CATHLEEN ERIN MCGREAL
ISS318: Lifespan Development across Cultures
Both the fully online and blended versions of ISS318 were submitted for and won awards.
Both the blended and the online versions of ISS318 use a custom-designed, visually rich, personalized ANGEL web site, including personalized to-do checklists. The course was designed to:
- encourage individuality and have students drive their own learning;
- have students make the connection between the course and their own life experiences;
- encourage critical analysis and facilitate metacognitive skills.
Since ISS 318 focuses on Lifespan Development Across Cultures, it is emphasized that students are living the class in the everyday moments of our lives. “Cultural dialogues” in ANGEL introduce each weekly topic. These attention‐getters stimulate curiosity. Students go to a Custom Media Website and respond to media, writing one‐page reaction papers using a detailed rubric posted in ANGEL.
Students add their own relevant electronic material, such as scenes from YouTube, as well. Their leisure time begins to blend with “academic time” in unexpected ways. Students find that media encountered outside of class sites, such as favorite television shows and movies, can be integrated with course concepts. Students’ intrinsic motivation increases as they become more actively involved.
Games, role play and simulations were used to create an innovative learning environment. For example, Ayiti (Haiti): The Cost of Life game addresses the effects of poverty on family decision making and intergenerational choices. Mindstorm Schizophrenia Simulation allows students to experience everyday life as an individual with schizophrenia might.
Blended ISS318 (25 students)
In the blended class, face‐to-face time is used for lectures, for group interactions that reinforce points made in lecture, for plays and demonstrations. In‐class activities are frequently team activities which add a collaborative focus to lecture content or to work done online. Online time provides media experiences and other opportunities that would not be possible face‐to‐face.
Students feel free to make personal investments in the course, both in the face‐to‐face classroom and in the electronic classroom. The course is interwoven with these personal elements, representing a direct correlation between the course and the lives of the students enrolled.

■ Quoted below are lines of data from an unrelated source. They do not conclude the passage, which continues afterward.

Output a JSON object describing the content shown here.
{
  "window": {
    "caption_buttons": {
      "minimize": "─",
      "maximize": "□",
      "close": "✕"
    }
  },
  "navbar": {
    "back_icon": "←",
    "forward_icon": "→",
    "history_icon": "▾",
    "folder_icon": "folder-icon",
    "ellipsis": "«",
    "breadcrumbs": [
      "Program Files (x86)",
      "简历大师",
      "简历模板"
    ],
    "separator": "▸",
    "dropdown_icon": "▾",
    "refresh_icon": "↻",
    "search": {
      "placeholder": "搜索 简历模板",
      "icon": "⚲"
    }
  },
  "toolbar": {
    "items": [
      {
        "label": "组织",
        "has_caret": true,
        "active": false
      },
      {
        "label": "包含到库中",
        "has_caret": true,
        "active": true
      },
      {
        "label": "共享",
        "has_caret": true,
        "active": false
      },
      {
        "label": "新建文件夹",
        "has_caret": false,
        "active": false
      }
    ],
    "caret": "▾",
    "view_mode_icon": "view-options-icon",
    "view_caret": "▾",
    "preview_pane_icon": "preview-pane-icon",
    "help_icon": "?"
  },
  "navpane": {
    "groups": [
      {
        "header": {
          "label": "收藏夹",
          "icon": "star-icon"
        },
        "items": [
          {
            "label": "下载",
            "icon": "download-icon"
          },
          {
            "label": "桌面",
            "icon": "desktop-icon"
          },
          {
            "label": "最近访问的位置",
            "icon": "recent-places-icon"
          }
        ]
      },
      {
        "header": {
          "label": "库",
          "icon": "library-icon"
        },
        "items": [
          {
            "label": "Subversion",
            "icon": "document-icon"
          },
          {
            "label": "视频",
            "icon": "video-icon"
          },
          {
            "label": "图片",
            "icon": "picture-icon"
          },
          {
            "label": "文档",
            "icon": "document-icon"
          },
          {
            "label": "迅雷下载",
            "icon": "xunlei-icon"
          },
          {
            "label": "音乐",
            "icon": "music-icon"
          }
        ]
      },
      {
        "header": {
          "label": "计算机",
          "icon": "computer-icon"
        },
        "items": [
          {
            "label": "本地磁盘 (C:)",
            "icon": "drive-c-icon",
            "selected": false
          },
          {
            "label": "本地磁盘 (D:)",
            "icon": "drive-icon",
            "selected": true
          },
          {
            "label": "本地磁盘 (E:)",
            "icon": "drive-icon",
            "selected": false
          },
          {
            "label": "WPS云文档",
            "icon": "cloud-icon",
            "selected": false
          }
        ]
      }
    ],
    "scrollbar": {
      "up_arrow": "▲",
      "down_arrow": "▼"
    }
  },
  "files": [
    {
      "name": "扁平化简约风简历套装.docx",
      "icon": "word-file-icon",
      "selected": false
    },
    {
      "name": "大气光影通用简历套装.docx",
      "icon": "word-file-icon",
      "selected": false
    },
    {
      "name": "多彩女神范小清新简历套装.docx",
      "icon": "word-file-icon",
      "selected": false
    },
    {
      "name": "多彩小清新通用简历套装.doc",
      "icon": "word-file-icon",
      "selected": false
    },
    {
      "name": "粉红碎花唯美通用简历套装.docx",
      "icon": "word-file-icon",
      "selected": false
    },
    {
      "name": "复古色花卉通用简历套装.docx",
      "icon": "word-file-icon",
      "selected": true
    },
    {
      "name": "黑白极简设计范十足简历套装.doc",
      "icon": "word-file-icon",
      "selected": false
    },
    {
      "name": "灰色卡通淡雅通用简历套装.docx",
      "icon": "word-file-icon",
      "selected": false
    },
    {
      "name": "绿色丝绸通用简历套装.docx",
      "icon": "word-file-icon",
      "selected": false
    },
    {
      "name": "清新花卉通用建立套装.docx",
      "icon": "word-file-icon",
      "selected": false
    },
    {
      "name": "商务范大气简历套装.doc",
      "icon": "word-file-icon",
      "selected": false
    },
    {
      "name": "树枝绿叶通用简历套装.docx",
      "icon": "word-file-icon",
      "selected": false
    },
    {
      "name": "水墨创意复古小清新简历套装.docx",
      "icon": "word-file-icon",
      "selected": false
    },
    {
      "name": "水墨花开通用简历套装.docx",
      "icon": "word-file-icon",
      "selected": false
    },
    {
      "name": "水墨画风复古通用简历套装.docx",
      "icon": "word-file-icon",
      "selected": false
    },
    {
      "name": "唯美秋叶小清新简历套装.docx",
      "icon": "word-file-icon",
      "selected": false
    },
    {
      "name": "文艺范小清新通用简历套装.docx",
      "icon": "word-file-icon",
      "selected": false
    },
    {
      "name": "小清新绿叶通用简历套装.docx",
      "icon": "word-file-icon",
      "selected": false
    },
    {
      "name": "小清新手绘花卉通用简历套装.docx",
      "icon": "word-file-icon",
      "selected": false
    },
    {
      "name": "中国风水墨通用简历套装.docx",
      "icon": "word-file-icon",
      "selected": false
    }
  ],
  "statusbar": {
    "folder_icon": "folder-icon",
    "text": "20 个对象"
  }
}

Fully Online and Blended Teams
Cathleen Erin McGreal, Professor of Psychology
Nidal Karim, Psychology Department Teaching Assistant
Jessica Knott, vuDAT eProducer
Heidi Chen, illustrator